[Provided information]
-- -- --
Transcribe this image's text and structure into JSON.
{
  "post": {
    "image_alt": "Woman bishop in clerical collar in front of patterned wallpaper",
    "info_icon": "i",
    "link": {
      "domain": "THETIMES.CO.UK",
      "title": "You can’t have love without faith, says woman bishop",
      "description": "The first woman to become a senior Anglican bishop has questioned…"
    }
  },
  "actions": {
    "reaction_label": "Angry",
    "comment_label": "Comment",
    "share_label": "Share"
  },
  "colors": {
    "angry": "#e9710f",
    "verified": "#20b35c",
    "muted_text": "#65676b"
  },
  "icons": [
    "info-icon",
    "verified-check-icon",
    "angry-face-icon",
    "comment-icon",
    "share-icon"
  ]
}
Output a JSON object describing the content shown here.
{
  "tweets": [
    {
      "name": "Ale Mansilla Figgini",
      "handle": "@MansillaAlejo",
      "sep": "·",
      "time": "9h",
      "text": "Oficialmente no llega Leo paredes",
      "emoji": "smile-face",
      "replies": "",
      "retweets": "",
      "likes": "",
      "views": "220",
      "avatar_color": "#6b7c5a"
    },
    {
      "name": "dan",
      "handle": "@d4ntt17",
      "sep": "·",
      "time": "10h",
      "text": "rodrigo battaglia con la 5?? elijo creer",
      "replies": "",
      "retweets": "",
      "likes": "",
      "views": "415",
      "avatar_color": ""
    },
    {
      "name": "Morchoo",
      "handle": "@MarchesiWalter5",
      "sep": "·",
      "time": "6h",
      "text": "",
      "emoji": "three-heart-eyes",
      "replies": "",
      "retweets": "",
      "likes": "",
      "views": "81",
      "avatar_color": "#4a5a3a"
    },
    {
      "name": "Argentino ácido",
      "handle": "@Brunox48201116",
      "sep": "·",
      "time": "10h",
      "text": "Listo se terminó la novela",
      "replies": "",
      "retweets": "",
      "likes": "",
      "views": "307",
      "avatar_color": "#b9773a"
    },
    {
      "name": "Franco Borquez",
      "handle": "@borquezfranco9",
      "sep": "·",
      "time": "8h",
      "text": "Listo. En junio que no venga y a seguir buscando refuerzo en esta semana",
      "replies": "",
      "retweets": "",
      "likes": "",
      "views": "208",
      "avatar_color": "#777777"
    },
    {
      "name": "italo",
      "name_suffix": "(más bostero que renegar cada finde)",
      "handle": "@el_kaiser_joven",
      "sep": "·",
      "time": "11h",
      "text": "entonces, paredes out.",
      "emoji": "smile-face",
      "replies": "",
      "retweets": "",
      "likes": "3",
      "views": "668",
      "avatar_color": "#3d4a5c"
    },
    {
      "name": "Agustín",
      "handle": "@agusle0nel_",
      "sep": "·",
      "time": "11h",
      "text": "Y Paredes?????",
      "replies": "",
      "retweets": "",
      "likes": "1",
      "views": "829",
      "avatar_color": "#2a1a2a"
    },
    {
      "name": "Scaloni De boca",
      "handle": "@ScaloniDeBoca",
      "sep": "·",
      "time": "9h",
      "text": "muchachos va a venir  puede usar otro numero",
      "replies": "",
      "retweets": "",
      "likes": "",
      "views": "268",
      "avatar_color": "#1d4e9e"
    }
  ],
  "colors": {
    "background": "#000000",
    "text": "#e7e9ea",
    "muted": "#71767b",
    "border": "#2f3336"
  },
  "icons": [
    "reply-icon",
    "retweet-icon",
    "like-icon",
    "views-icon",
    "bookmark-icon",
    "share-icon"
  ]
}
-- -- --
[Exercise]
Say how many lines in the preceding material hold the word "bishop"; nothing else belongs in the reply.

[Expected answer]
3